by Dora Hiers
In September 2012, I resolved to evolve from pantser to plotter. For those of you unfamiliar with the terms:
- A pantser sits down in front of their laptop and starts typing, with only a few rough ideas for either characters or story floating around in their head.
- A plotter uses an outline and finds their rhythm by organizing their thoughts prior to any actual writing.
But as I celebrated with writer friends over their multi-book contracts, I knew that I'd never be able to accomplish this if I couldn't learn to plot. A key component of the proposal is the synopsis. No synopsis=No proposal.
I started my transition by writing two proposals encompassing five books total, which for me, meant writing books from a synopsis instead of the reverse. I’m thrilled to report that I just sent the last completed book to my editor. Woo-hoo!
Want to know how I transitioned from pantser to plotter? I'll share my secrets. :-)
Pray. No explanation necessary.
Characters. I'm a visual person. I need pictures, so I started by finding my hero/heroine online and getting to know them. Then, I asked my character (whichever one you connect with first) these questions.
- What do you want? (Goal)
- Why do you want it? (Motivation)
- Why can't you have it? (Conflict)
Write a few pages.

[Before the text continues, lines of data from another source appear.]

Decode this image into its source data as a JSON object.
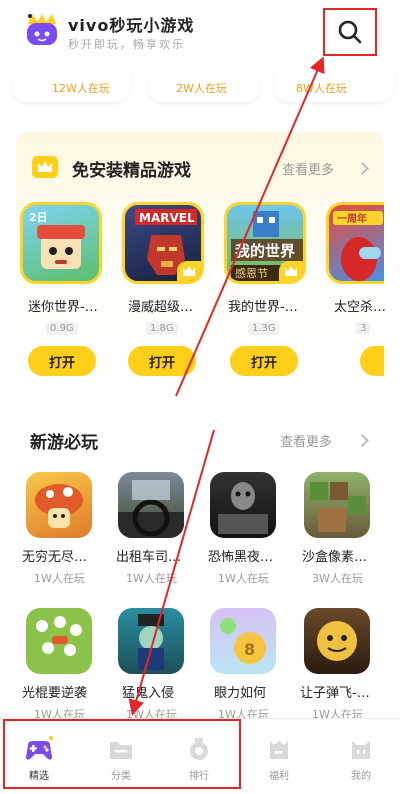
{
  "header": {
    "title": "vivo秒玩小游戏",
    "subtitle": "秒开即玩，畅享欢乐"
  },
  "top_row": {
    "counts": [
      "12W人在玩",
      "2W人在玩",
      "8W人在玩"
    ]
  },
  "section_install_free": {
    "title": "免安装精品游戏",
    "see_more": "查看更多",
    "open_label": "打开",
    "games": [
      {
        "name": "迷你世界-…",
        "size": "0.9G",
        "art_text": "2日"
      },
      {
        "name": "漫威超级…",
        "size": "1.8G",
        "art_text": "MARVEL"
      },
      {
        "name": "我的世界-…",
        "size": "1.3G",
        "art_text": "我的世界"
      },
      {
        "name": "太空杀…",
        "size": "3",
        "art_text": "一周年"
      }
    ]
  },
  "section_new_games": {
    "title": "新游必玩",
    "see_more": "查看更多",
    "row1": [
      {
        "name": "无穷无尽…",
        "count": "1W人在玩"
      },
      {
        "name": "出租车司…",
        "count": "1W人在玩"
      },
      {
        "name": "恐怖黑夜…",
        "count": "1W人在玩"
      },
      {
        "name": "沙盒像素…",
        "count": "3W人在玩"
      }
    ],
    "row2": [
      {
        "name": "光棍要逆袭",
        "count": "1W人在玩"
      },
      {
        "name": "猛鬼入侵",
        "count": "1W人在玩"
      },
      {
        "name": "眼力如何",
        "count": "1W人在玩"
      },
      {
        "name": "让子弹飞-…",
        "count": "1W人在玩"
      }
    ]
  },
  "bottom_nav": {
    "items": [
      {
        "label": "精选",
        "icon": "gamepad-icon",
        "active": true
      },
      {
        "label": "分类",
        "icon": "folder-icon",
        "active": false
      },
      {
        "label": "排行",
        "icon": "ranking-icon",
        "active": false
      },
      {
        "label": "福利",
        "icon": "gift-icon",
        "active": false
      },
      {
        "label": "我的",
        "icon": "profile-icon",
        "active": false
      }
    ]
  },
  "colors": {
    "accent_yellow": "#ffcf1a",
    "annotation_red": "#e02828",
    "active_purple": "#7a4cf0"
  }
}
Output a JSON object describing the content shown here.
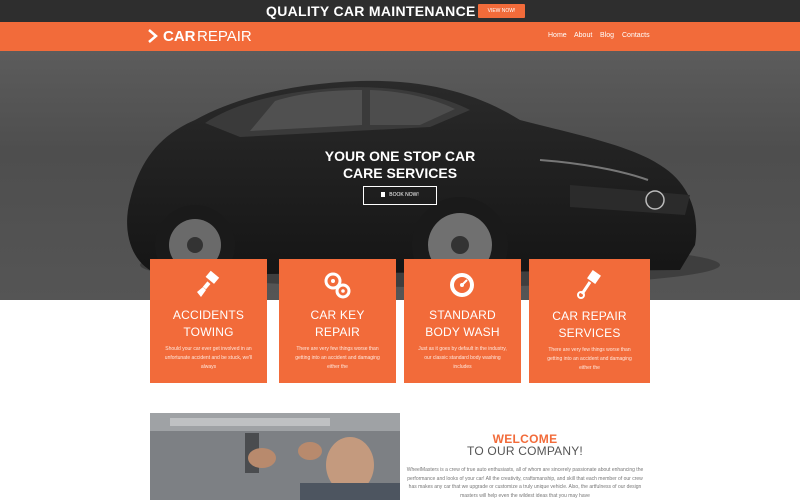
{
  "promo": {
    "title": "QUALITY CAR MAINTENANCE",
    "button": "VIEW NOW!"
  },
  "brand": {
    "bold": "CAR",
    "thin": "REPAIR"
  },
  "nav": {
    "home": "Home",
    "about": "About",
    "blog": "Blog",
    "contacts": "Contacts"
  },
  "hero": {
    "title_line1": "YOUR ONE STOP CAR",
    "title_line2": "CARE SERVICES",
    "button": "BOOK NOW!"
  },
  "services": [
    {
      "icon": "paint-brush-icon",
      "title_line1": "ACCIDENTS",
      "title_line2": "TOWING",
      "text": "Should your car ever get involved in an unfortunate accident and be stuck, we'll always"
    },
    {
      "icon": "gears-icon",
      "title_line1": "CAR KEY",
      "title_line2": "REPAIR",
      "text": "There are very few things worse than getting into an accident and damaging either the"
    },
    {
      "icon": "speedometer-icon",
      "title_line1": "STANDARD",
      "title_line2": "BODY WASH",
      "text": "Just as it goes by default in the industry, our classic standard body washing includes"
    },
    {
      "icon": "piston-icon",
      "title_line1": "CAR REPAIR",
      "title_line2": "SERVICES",
      "text": "There are very few things worse than getting into an accident and damaging either the"
    }
  ],
  "about": {
    "welcome": "WELCOME",
    "subtitle": "TO OUR COMPANY!",
    "text": "WheelMasters is a crew of true auto enthusiasts, all of whom are sincerely passionate about enhancing the performance and looks of your car! All the creativity, craftsmanship, and skill that each member of our crew has makes any car that we upgrade or customize a truly unique vehicle. Also, the artfulness of our design masters will help even the wildest ideas that you may have"
  },
  "colors": {
    "accent": "#f26b3a",
    "dark_bar": "#2e2e2e",
    "hero_bg": "#555555"
  }
}
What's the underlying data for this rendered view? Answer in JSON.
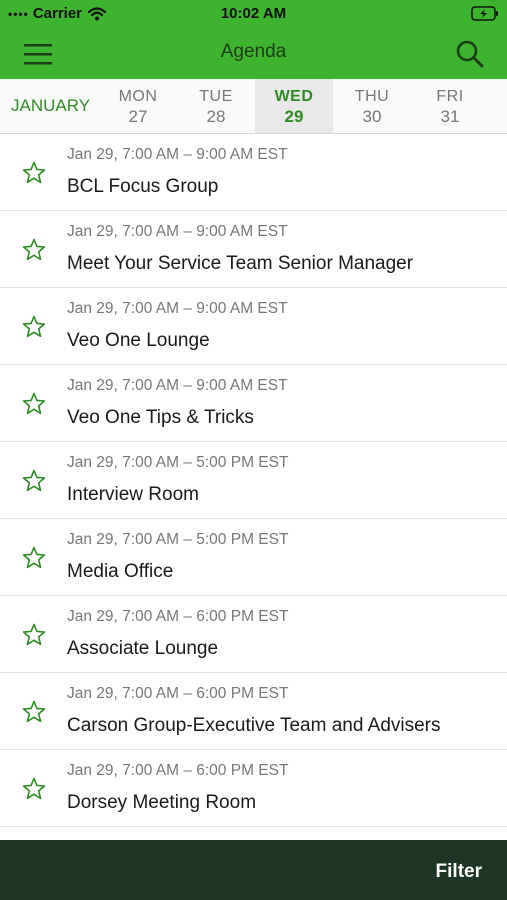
{
  "status": {
    "carrier": "Carrier",
    "time": "10:02 AM",
    "signal_icon": "signal-dots-icon",
    "wifi_icon": "wifi-icon",
    "battery_icon": "battery-charging-icon"
  },
  "nav": {
    "title": "Agenda",
    "menu_icon": "hamburger-menu-icon",
    "search_icon": "search-icon"
  },
  "calendar": {
    "month": "JANUARY",
    "days": [
      {
        "name": "MON",
        "num": "27"
      },
      {
        "name": "TUE",
        "num": "28"
      },
      {
        "name": "WED",
        "num": "29"
      },
      {
        "name": "THU",
        "num": "30"
      },
      {
        "name": "FRI",
        "num": "31"
      }
    ]
  },
  "sessions": [
    {
      "time": "Jan 29, 7:00 AM – 9:00 AM EST",
      "name": "BCL Focus Group"
    },
    {
      "time": "Jan 29, 7:00 AM – 9:00 AM EST",
      "name": "Meet Your Service Team Senior Manager"
    },
    {
      "time": "Jan 29, 7:00 AM – 9:00 AM EST",
      "name": "Veo One Lounge"
    },
    {
      "time": "Jan 29, 7:00 AM – 9:00 AM EST",
      "name": "Veo One Tips & Tricks"
    },
    {
      "time": "Jan 29, 7:00 AM – 5:00 PM EST",
      "name": "Interview Room"
    },
    {
      "time": "Jan 29, 7:00 AM – 5:00 PM EST",
      "name": "Media Office"
    },
    {
      "time": "Jan 29, 7:00 AM – 6:00 PM EST",
      "name": "Associate Lounge"
    },
    {
      "time": "Jan 29, 7:00 AM – 6:00 PM EST",
      "name": "Carson Group-Executive Team and Advisers"
    },
    {
      "time": "Jan 29, 7:00 AM – 6:00 PM EST",
      "name": "Dorsey Meeting Room"
    }
  ],
  "footer": {
    "filter_label": "Filter"
  },
  "colors": {
    "brand_green": "#3eb32f",
    "accent_green": "#2e8b24",
    "footer_bg": "#1e3625"
  }
}
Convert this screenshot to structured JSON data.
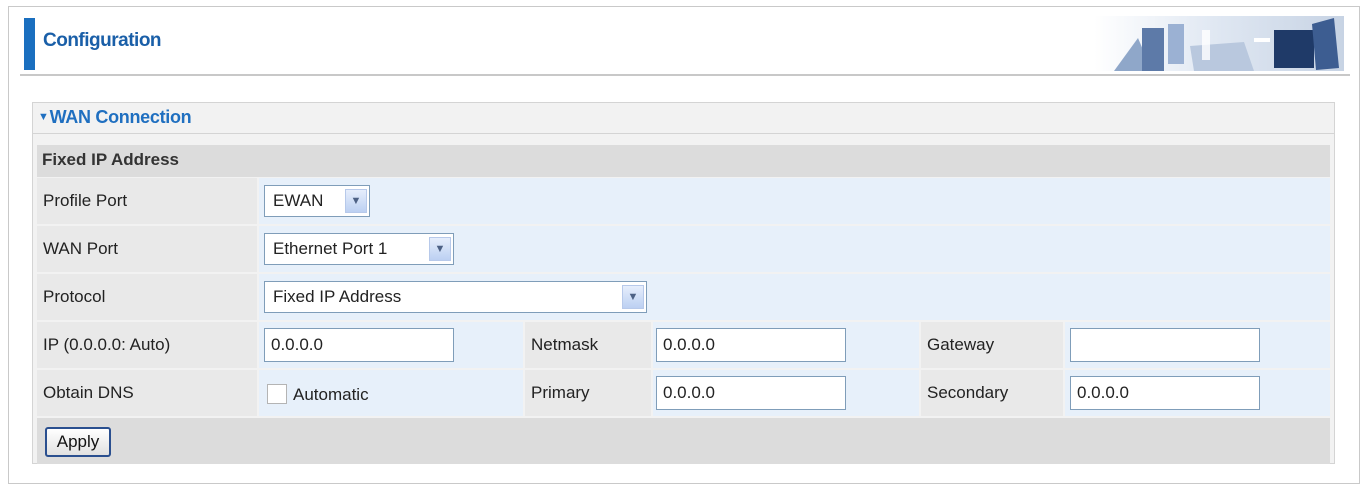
{
  "header": {
    "title": "Configuration"
  },
  "panel": {
    "title": "WAN Connection",
    "section": "Fixed IP Address",
    "fields": {
      "profile_port": {
        "label": "Profile Port",
        "value": "EWAN"
      },
      "wan_port": {
        "label": "WAN Port",
        "value": "Ethernet Port 1"
      },
      "protocol": {
        "label": "Protocol",
        "value": "Fixed IP Address"
      },
      "ip": {
        "label": "IP (0.0.0.0: Auto)",
        "value": "0.0.0.0"
      },
      "netmask": {
        "label": "Netmask",
        "value": "0.0.0.0"
      },
      "gateway": {
        "label": "Gateway",
        "value": ""
      },
      "obtain_dns": {
        "label": "Obtain DNS",
        "checkbox_label": "Automatic",
        "checked": false
      },
      "primary": {
        "label": "Primary",
        "value": "0.0.0.0"
      },
      "secondary": {
        "label": "Secondary",
        "value": "0.0.0.0"
      }
    },
    "apply_label": "Apply"
  },
  "colors": {
    "accent": "#1a6fbf",
    "title": "#1f6fc0",
    "row_light": "#e7f0fa",
    "row_gray": "#e9e9e9"
  }
}
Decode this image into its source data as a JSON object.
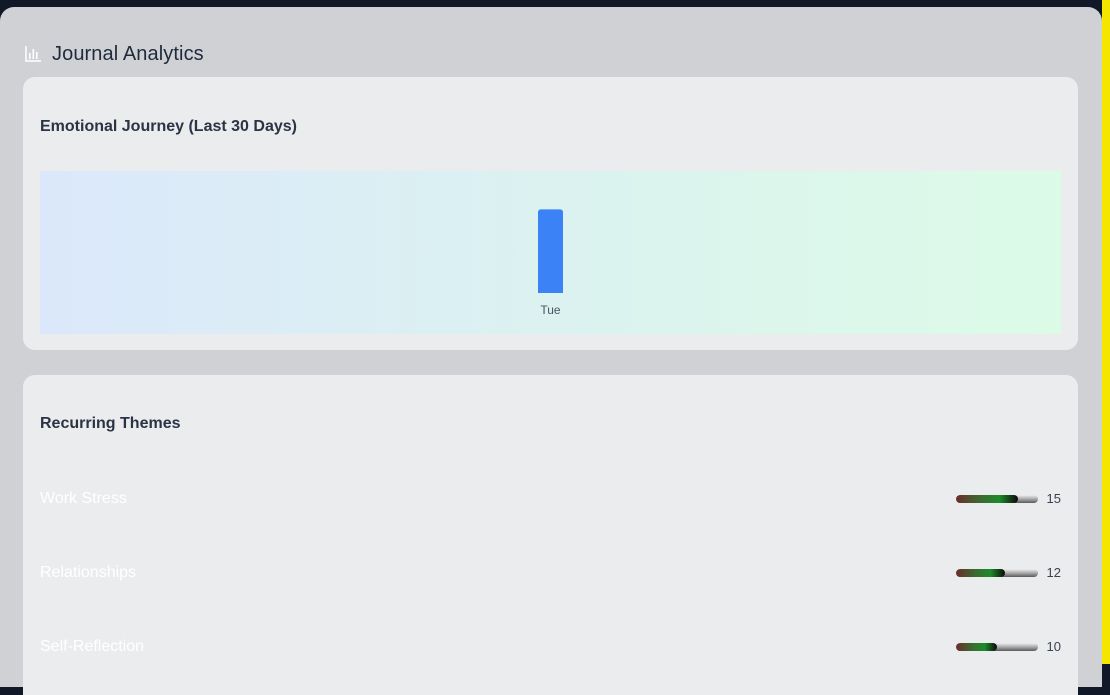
{
  "header": {
    "title": "Journal Analytics",
    "icon": "bar-chart-icon"
  },
  "emotional_journey": {
    "title": "Emotional Journey (Last 30 Days)"
  },
  "chart_data": {
    "type": "bar",
    "categories": [
      "Tue"
    ],
    "values": [
      1
    ],
    "ylim": [
      0,
      1.4
    ],
    "title": "Emotional Journey (Last 30 Days)",
    "xlabel": "",
    "ylabel": "",
    "colors": {
      "bar": "#3b82f6"
    }
  },
  "themes": {
    "title": "Recurring Themes",
    "max_count": 20,
    "items": [
      {
        "label": "Work Stress",
        "count": "15",
        "value": 15
      },
      {
        "label": "Relationships",
        "count": "12",
        "value": 12
      },
      {
        "label": "Self-Reflection",
        "count": "10",
        "value": 10
      }
    ]
  }
}
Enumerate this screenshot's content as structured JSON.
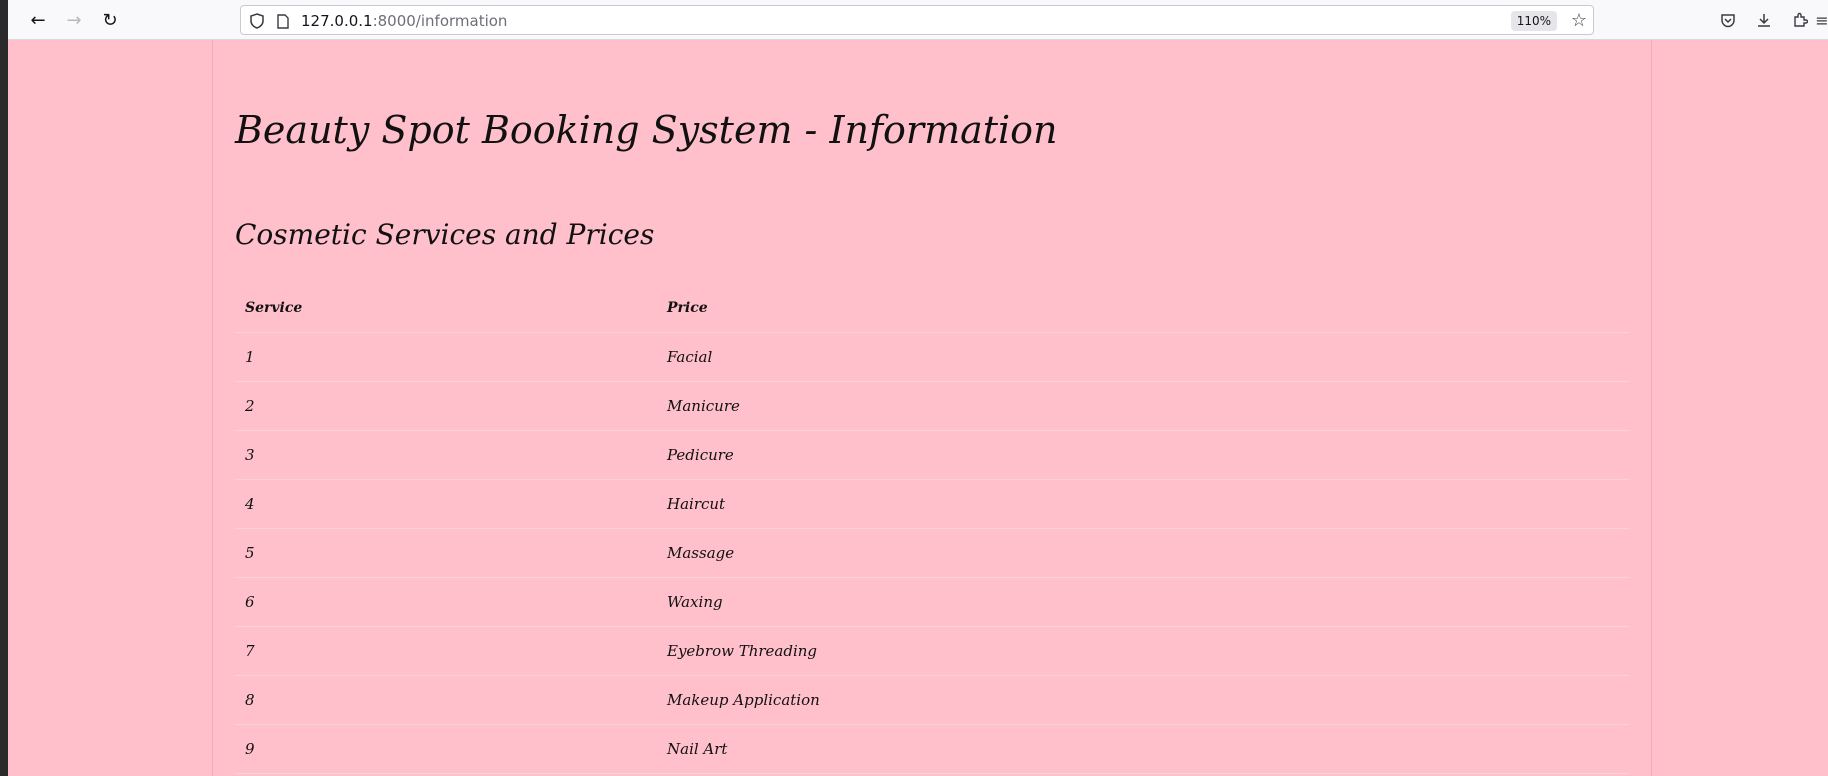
{
  "browser": {
    "url_host": "127.0.0.1",
    "url_rest": ":8000/information",
    "zoom": "110%"
  },
  "page": {
    "title": "Beauty Spot Booking System - Information",
    "section_title": "Cosmetic Services and Prices",
    "table": {
      "headers": [
        "Service",
        "Price"
      ],
      "rows": [
        {
          "service": "1",
          "price": "Facial"
        },
        {
          "service": "2",
          "price": "Manicure"
        },
        {
          "service": "3",
          "price": "Pedicure"
        },
        {
          "service": "4",
          "price": "Haircut"
        },
        {
          "service": "5",
          "price": "Massage"
        },
        {
          "service": "6",
          "price": "Waxing"
        },
        {
          "service": "7",
          "price": "Eyebrow Threading"
        },
        {
          "service": "8",
          "price": "Makeup Application"
        },
        {
          "service": "9",
          "price": "Nail Art"
        }
      ]
    }
  },
  "colors": {
    "page_background": "#ffc0cb",
    "toolbar_background": "#f9f9fb"
  },
  "icons": {
    "back": "arrow-left-icon",
    "forward": "arrow-right-icon",
    "reload": "reload-icon",
    "shield": "shield-icon",
    "page": "page-icon",
    "star": "star-icon",
    "pocket": "pocket-icon",
    "download": "download-icon",
    "extensions": "extensions-icon",
    "menu": "menu-icon"
  }
}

Writing backstory helped me flesh out the characters more, so that I could go back and fill in some of the blanks. Just write a bit and let words flow. It's OK. You’ll delete them. The goal is for the story to reveal itself. You may need to tweak the premise after doing this.
Picture the story sequence in your head. Do what it takes to find your zone. Close your eyes. Throw in a CD. Let your dog walk you around the park. Record the chapter number, the date, point-of-view, and what you expect to happen in that chapter/scene. If you know how you want the book to end, you can skip down and work backward.
Implement a schedule. Map out a timeline for the completion of your books. Not only will you be amazed at your progress, but you can plop that completion date right into your proposal.
It’s your turn.
- If you're a pantser, how do you write proposals?
- Do you ever see yourself evolving into a plotter? Why or why not?
Journey’s Embrace blurb:After an injury forces Deputy U.S. Marshal Sage Michaelson off duty, he heads to his hometown with two things on his mind: recuperating and reevaluating, but Sage can’t refuse his best friend’s plea to keep a protective eye on his little sister after someone ransacks her house. But Delaney’s not so little anymore—and definitely not the young “Dane” Sage remembers.
Flight Medic Delaney Hunt has loved Sage forever. But, he’s all about control and order while she embraces life and takes risks. As much as the idea appeals to her, she doesn’t need Sage looking over her shoulder. But when things go wrong and she finds herself hanging by her fingertips, who does she call to rescue her?
Will Delaney ever be the woman Sage wants by his side? Can Sage learn to live by grace, recognizing that God is in control? Can they overcome their fears to embrace life together?